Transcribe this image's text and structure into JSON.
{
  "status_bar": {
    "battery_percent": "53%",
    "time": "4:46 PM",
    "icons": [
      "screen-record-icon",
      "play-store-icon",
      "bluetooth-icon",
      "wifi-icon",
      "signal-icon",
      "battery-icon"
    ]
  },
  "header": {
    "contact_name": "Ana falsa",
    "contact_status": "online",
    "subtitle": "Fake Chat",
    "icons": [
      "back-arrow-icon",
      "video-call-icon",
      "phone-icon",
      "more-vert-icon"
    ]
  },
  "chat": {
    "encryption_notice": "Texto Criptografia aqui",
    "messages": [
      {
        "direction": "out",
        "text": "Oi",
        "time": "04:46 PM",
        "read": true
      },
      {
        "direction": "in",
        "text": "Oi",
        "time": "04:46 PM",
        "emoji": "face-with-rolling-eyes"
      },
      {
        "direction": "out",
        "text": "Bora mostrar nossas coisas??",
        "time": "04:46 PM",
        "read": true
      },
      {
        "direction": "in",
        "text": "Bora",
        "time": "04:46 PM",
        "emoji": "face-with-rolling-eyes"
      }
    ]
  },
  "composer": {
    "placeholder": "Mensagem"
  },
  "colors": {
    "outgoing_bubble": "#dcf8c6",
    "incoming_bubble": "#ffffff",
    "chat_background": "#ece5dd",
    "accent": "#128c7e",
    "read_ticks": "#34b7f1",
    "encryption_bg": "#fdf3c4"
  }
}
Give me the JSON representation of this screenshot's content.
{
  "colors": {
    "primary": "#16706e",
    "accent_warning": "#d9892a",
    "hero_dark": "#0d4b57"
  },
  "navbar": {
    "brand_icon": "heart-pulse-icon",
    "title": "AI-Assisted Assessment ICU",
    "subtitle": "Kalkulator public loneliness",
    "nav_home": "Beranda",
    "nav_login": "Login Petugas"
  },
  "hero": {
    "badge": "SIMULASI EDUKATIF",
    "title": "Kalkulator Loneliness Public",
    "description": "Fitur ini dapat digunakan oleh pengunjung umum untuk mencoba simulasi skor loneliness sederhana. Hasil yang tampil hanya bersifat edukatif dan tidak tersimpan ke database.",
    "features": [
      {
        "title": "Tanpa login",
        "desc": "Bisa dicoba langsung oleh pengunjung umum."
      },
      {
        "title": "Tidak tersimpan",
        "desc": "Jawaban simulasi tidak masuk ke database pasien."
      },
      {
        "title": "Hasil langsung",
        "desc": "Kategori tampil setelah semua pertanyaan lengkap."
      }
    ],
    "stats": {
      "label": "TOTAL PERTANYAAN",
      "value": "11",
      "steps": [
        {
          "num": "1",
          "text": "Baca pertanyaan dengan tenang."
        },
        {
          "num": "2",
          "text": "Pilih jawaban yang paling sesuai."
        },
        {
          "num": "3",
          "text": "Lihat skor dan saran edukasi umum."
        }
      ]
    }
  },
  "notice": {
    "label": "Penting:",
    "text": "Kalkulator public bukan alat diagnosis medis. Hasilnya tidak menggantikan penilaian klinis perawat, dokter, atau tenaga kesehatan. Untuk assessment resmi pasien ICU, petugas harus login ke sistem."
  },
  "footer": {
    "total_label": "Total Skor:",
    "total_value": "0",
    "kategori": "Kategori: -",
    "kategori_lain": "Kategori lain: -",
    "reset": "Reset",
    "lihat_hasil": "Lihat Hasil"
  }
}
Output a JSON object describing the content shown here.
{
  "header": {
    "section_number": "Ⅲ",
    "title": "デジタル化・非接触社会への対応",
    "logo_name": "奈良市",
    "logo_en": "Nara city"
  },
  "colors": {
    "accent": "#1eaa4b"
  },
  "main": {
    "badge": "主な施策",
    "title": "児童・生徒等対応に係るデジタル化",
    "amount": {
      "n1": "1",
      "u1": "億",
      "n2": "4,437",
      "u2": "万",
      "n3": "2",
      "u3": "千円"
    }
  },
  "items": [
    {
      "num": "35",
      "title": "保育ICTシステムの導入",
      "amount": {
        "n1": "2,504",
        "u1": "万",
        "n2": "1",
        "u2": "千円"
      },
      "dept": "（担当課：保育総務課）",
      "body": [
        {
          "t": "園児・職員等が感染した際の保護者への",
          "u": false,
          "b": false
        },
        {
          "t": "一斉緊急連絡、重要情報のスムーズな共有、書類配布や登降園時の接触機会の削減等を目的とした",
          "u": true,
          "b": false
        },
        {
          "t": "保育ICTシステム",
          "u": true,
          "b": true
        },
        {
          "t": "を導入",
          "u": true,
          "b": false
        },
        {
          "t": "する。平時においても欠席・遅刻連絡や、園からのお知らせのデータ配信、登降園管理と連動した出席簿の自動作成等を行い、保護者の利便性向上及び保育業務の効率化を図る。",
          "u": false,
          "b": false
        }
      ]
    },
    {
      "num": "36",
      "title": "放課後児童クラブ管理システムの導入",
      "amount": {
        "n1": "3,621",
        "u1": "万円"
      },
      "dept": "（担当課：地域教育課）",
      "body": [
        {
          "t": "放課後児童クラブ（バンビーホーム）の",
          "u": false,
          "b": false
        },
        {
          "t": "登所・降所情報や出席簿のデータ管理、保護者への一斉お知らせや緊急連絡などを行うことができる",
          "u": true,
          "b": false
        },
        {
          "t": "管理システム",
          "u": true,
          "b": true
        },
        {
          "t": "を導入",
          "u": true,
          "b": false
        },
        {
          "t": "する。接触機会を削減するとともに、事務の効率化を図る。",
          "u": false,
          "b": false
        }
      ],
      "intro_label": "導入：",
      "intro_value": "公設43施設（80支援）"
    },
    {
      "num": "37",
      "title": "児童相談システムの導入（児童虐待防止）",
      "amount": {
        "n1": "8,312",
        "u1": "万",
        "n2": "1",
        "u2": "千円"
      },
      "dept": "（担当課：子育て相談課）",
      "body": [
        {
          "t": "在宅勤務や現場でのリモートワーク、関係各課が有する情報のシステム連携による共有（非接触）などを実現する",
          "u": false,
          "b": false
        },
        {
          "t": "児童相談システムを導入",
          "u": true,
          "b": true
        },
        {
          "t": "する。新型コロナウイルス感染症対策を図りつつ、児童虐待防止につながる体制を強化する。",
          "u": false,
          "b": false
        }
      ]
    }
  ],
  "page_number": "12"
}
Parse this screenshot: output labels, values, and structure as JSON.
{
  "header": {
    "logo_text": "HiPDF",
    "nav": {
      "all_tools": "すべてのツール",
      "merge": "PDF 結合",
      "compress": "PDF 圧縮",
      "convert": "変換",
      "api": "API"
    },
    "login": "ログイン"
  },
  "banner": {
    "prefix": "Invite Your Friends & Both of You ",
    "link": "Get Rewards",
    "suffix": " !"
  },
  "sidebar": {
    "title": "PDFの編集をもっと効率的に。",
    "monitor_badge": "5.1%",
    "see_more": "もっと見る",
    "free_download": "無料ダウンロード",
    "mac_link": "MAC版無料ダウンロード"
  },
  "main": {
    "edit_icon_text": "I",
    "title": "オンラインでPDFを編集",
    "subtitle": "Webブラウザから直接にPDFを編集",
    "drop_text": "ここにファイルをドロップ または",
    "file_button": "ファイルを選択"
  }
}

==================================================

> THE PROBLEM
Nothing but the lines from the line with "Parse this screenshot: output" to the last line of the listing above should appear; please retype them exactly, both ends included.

> RESPONSE TO THIS TASK
Parse this screenshot: output labels, values, and structure as JSON.
{
  "header": {
    "logo_text": "HiPDF",
    "nav": {
      "all_tools": "すべてのツール",
      "merge": "PDF 結合",
      "compress": "PDF 圧縮",
      "convert": "変換",
      "api": "API"
    },
    "login": "ログイン"
  },
  "banner": {
    "prefix": "Invite Your Friends & Both of You ",
    "link": "Get Rewards",
    "suffix": " !"
  },
  "sidebar": {
    "title": "PDFの編集をもっと効率的に。",
    "monitor_badge": "5.1%",
    "see_more": "もっと見る",
    "free_download": "無料ダウンロード",
    "mac_link": "MAC版無料ダウンロード"
  },
  "main": {
    "edit_icon_text": "I",
    "title": "オンラインでPDFを編集",
    "subtitle": "Webブラウザから直接にPDFを編集",
    "drop_text": "ここにファイルをドロップ または",
    "file_button": "ファイルを選択"
  }
}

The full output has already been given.